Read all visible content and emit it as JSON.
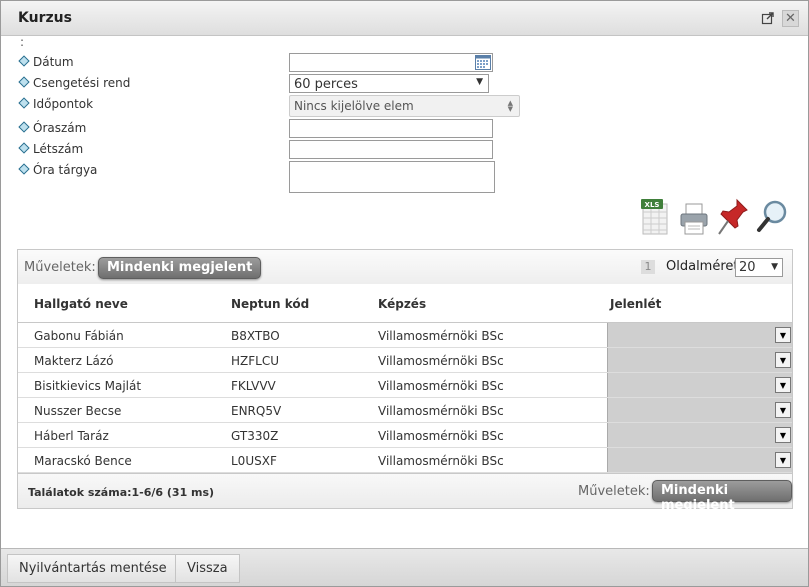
{
  "window": {
    "title": "Kurzus"
  },
  "form": {
    "dots": ":",
    "fields": [
      {
        "label": "Dátum"
      },
      {
        "label": "Csengetési rend",
        "value": "60 perces"
      },
      {
        "label": "Időpontok",
        "placeholder": "Nincs kijelölve elem"
      },
      {
        "label": "Óraszám"
      },
      {
        "label": "Létszám"
      },
      {
        "label": "Óra tárgya"
      }
    ]
  },
  "toolbar": {
    "icons": [
      "xls-export-icon",
      "print-icon",
      "pin-icon",
      "search-icon"
    ]
  },
  "grid": {
    "actions_label": "Műveletek:",
    "action_button": "Mindenki megjelent",
    "page_number": "1",
    "page_size_label": "Oldalméret",
    "page_size": "20",
    "columns": [
      "Hallgató neve",
      "Neptun kód",
      "Képzés",
      "Jelenlét"
    ],
    "rows": [
      {
        "name": "Gabonu Fábián",
        "neptun": "B8XTBO",
        "kepzes": "Villamosmérnöki BSc"
      },
      {
        "name": "Makterz Lázó",
        "neptun": "HZFLCU",
        "kepzes": "Villamosmérnöki BSc"
      },
      {
        "name": "Bisitkievics Majlát",
        "neptun": "FKLVVV",
        "kepzes": "Villamosmérnöki BSc"
      },
      {
        "name": "Nusszer Becse",
        "neptun": "ENRQ5V",
        "kepzes": "Villamosmérnöki BSc"
      },
      {
        "name": "Háberl Taráz",
        "neptun": "GT330Z",
        "kepzes": "Villamosmérnöki BSc"
      },
      {
        "name": "Maracskó Bence",
        "neptun": "L0USXF",
        "kepzes": "Villamosmérnöki BSc"
      }
    ],
    "results_label": "Találatok száma:1-6/6 (31 ms)"
  },
  "footer": {
    "save_button": "Nyilvántartás mentése",
    "back_button": "Vissza"
  },
  "colors": {
    "action_button": "#7f7f7f",
    "jelenlet_cell": "#cfcfcf"
  }
}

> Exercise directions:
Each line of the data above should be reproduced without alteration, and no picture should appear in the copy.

> Completed exercise:
Read all visible content and emit it as JSON.
{
  "window": {
    "title": "Kurzus"
  },
  "form": {
    "dots": ":",
    "fields": [
      {
        "label": "Dátum"
      },
      {
        "label": "Csengetési rend",
        "value": "60 perces"
      },
      {
        "label": "Időpontok",
        "placeholder": "Nincs kijelölve elem"
      },
      {
        "label": "Óraszám"
      },
      {
        "label": "Létszám"
      },
      {
        "label": "Óra tárgya"
      }
    ]
  },
  "toolbar": {
    "icons": [
      "xls-export-icon",
      "print-icon",
      "pin-icon",
      "search-icon"
    ]
  },
  "grid": {
    "actions_label": "Műveletek:",
    "action_button": "Mindenki megjelent",
    "page_number": "1",
    "page_size_label": "Oldalméret",
    "page_size": "20",
    "columns": [
      "Hallgató neve",
      "Neptun kód",
      "Képzés",
      "Jelenlét"
    ],
    "rows": [
      {
        "name": "Gabonu Fábián",
        "neptun": "B8XTBO",
        "kepzes": "Villamosmérnöki BSc"
      },
      {
        "name": "Makterz Lázó",
        "neptun": "HZFLCU",
        "kepzes": "Villamosmérnöki BSc"
      },
      {
        "name": "Bisitkievics Majlát",
        "neptun": "FKLVVV",
        "kepzes": "Villamosmérnöki BSc"
      },
      {
        "name": "Nusszer Becse",
        "neptun": "ENRQ5V",
        "kepzes": "Villamosmérnöki BSc"
      },
      {
        "name": "Háberl Taráz",
        "neptun": "GT330Z",
        "kepzes": "Villamosmérnöki BSc"
      },
      {
        "name": "Maracskó Bence",
        "neptun": "L0USXF",
        "kepzes": "Villamosmérnöki BSc"
      }
    ],
    "results_label": "Találatok száma:1-6/6 (31 ms)"
  },
  "footer": {
    "save_button": "Nyilvántartás mentése",
    "back_button": "Vissza"
  },
  "colors": {
    "action_button": "#7f7f7f",
    "jelenlet_cell": "#cfcfcf"
  }
}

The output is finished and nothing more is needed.